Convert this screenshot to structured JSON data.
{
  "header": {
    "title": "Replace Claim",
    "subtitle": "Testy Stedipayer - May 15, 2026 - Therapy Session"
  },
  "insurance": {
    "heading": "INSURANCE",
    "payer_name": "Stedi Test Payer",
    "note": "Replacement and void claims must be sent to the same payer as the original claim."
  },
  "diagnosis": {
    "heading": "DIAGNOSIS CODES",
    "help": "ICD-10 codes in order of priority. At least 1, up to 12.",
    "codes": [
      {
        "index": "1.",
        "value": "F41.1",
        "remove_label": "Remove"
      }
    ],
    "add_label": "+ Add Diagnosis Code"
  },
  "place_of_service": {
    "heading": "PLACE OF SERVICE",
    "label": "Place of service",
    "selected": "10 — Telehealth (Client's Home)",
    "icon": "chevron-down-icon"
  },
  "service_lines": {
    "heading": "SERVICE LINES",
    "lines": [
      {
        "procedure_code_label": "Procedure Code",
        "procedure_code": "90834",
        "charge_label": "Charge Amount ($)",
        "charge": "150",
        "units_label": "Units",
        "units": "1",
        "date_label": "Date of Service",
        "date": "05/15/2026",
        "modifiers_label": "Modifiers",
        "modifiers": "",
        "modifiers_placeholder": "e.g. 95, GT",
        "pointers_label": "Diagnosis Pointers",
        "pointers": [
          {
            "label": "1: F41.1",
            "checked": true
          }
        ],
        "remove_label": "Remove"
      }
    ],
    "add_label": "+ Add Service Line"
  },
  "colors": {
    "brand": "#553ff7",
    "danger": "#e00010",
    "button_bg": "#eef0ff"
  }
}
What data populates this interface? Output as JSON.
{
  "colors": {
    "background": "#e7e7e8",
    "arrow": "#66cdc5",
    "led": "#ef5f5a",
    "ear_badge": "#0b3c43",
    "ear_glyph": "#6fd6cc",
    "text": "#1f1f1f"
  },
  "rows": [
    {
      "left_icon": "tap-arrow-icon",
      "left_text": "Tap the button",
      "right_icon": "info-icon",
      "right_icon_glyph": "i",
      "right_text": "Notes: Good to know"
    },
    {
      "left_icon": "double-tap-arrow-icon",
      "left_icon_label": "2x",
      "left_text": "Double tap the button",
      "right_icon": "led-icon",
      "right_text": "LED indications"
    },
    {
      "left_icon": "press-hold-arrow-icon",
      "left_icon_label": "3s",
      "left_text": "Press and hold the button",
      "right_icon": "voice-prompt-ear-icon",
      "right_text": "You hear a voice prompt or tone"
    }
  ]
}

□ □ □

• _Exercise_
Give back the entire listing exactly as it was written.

• _Worked solution_
Convert this screenshot to structured JSON data.
{
  "header": {
    "title": "Replace Claim",
    "subtitle": "Testy Stedipayer - May 15, 2026 - Therapy Session"
  },
  "insurance": {
    "heading": "INSURANCE",
    "payer_name": "Stedi Test Payer",
    "note": "Replacement and void claims must be sent to the same payer as the original claim."
  },
  "diagnosis": {
    "heading": "DIAGNOSIS CODES",
    "help": "ICD-10 codes in order of priority. At least 1, up to 12.",
    "codes": [
      {
        "index": "1.",
        "value": "F41.1",
        "remove_label": "Remove"
      }
    ],
    "add_label": "+ Add Diagnosis Code"
  },
  "place_of_service": {
    "heading": "PLACE OF SERVICE",
    "label": "Place of service",
    "selected": "10 — Telehealth (Client's Home)",
    "icon": "chevron-down-icon"
  },
  "service_lines": {
    "heading": "SERVICE LINES",
    "lines": [
      {
        "procedure_code_label": "Procedure Code",
        "procedure_code": "90834",
        "charge_label": "Charge Amount ($)",
        "charge": "150",
        "units_label": "Units",
        "units": "1",
        "date_label": "Date of Service",
        "date": "05/15/2026",
        "modifiers_label": "Modifiers",
        "modifiers": "",
        "modifiers_placeholder": "e.g. 95, GT",
        "pointers_label": "Diagnosis Pointers",
        "pointers": [
          {
            "label": "1: F41.1",
            "checked": true
          }
        ],
        "remove_label": "Remove"
      }
    ],
    "add_label": "+ Add Service Line"
  },
  "colors": {
    "brand": "#553ff7",
    "danger": "#e00010",
    "button_bg": "#eef0ff"
  }
}
What data populates this interface? Output as JSON.
{
  "colors": {
    "background": "#e7e7e8",
    "arrow": "#66cdc5",
    "led": "#ef5f5a",
    "ear_badge": "#0b3c43",
    "ear_glyph": "#6fd6cc",
    "text": "#1f1f1f"
  },
  "rows": [
    {
      "left_icon": "tap-arrow-icon",
      "left_text": "Tap the button",
      "right_icon": "info-icon",
      "right_icon_glyph": "i",
      "right_text": "Notes: Good to know"
    },
    {
      "left_icon": "double-tap-arrow-icon",
      "left_icon_label": "2x",
      "left_text": "Double tap the button",
      "right_icon": "led-icon",
      "right_text": "LED indications"
    },
    {
      "left_icon": "press-hold-arrow-icon",
      "left_icon_label": "3s",
      "left_text": "Press and hold the button",
      "right_icon": "voice-prompt-ear-icon",
      "right_text": "You hear a voice prompt or tone"
    }
  ]
}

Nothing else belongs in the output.